This piece is inspired by the sound of the klezmer clarinet, which I think of as being full of weeping and laughter. I have often inter-linked laughter and tears in my own music and when I was thinking of this piece I was reminded of Shostakovich's famous quote about Jewish music:
"Jewish folk music has made a most powerful impression on me. I never tire of delighting in it, it's multifaceted, it can appear to be happy while it is tragic. It's almost always laughter through tears. This quality of Jewish folk music is close to my ideas of what music should be. There should always be two layers in music. Jews were tormented for so long that they learned to hide their despair. They express despair in dance music. "
My third movement of my piece has this idea Shostakovich talks about - it is full of laughter, but has an undercurrent of darkness. The second is however the reverse - it is music which seems to be sad but is also 'secretly happy', or 'enjoying the sadness' at least a little bit, it's a sort of black humour. Finally (in reverse order), the first momement is more of a straight-forward lament, with very little 'light' in it yet. So in a way you could say 'Laughter Through Tears' expresses the shape of the piece, we start in the first movement with tears, the tears gain an undercurrent of laughter in movement 2, and in movement 3 we finally hear the laughter expressed through those tears.

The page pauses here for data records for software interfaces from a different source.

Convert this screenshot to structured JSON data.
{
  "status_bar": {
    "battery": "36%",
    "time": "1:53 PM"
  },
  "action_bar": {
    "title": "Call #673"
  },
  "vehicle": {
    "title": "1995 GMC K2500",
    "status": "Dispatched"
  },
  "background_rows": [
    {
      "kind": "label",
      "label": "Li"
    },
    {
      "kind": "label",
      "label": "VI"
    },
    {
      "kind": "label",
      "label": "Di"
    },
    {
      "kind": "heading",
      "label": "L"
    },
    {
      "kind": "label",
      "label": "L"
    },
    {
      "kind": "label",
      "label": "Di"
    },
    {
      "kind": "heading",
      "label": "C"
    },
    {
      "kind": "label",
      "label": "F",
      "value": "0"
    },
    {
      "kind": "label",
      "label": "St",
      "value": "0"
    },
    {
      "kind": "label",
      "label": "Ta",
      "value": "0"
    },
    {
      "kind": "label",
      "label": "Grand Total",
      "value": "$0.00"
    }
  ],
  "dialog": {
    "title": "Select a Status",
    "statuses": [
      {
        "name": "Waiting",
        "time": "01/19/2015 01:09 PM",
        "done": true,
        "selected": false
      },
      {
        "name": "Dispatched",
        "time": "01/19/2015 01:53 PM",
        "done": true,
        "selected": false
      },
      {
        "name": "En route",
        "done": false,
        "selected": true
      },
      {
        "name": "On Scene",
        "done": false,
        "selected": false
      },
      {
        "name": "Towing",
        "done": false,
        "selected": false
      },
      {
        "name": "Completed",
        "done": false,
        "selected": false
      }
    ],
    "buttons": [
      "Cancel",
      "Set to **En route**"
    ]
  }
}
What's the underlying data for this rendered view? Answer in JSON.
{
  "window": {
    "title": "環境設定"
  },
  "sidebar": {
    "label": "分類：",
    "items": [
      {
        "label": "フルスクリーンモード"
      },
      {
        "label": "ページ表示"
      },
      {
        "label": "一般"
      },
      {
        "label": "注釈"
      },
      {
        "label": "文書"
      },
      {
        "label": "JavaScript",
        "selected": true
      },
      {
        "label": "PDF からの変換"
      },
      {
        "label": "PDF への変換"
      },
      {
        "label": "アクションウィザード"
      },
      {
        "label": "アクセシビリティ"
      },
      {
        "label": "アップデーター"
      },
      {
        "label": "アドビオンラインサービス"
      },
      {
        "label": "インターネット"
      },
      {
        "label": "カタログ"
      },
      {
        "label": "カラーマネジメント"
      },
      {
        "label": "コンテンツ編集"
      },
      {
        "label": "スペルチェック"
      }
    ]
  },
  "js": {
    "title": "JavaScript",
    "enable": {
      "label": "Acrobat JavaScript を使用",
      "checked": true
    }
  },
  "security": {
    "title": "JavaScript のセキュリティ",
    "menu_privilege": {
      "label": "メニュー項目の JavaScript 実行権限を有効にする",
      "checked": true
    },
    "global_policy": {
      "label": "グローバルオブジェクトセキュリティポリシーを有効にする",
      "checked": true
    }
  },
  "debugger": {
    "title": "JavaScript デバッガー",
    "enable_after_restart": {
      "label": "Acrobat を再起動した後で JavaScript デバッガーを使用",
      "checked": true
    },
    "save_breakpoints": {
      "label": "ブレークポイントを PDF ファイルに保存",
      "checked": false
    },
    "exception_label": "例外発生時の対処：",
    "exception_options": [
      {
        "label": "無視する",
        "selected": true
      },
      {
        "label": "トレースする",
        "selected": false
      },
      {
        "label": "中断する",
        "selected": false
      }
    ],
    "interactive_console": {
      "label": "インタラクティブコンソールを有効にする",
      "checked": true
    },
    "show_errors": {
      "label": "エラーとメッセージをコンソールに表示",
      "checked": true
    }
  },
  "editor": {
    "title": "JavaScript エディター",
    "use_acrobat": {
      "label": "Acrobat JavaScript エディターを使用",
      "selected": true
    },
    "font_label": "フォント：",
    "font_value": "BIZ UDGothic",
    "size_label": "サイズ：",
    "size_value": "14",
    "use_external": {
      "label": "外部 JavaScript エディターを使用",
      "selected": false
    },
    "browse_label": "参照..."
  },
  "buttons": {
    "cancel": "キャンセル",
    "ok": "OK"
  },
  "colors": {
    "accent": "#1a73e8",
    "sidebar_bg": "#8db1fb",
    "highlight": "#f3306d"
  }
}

Recent news items
Most popular posts
||All works are available through|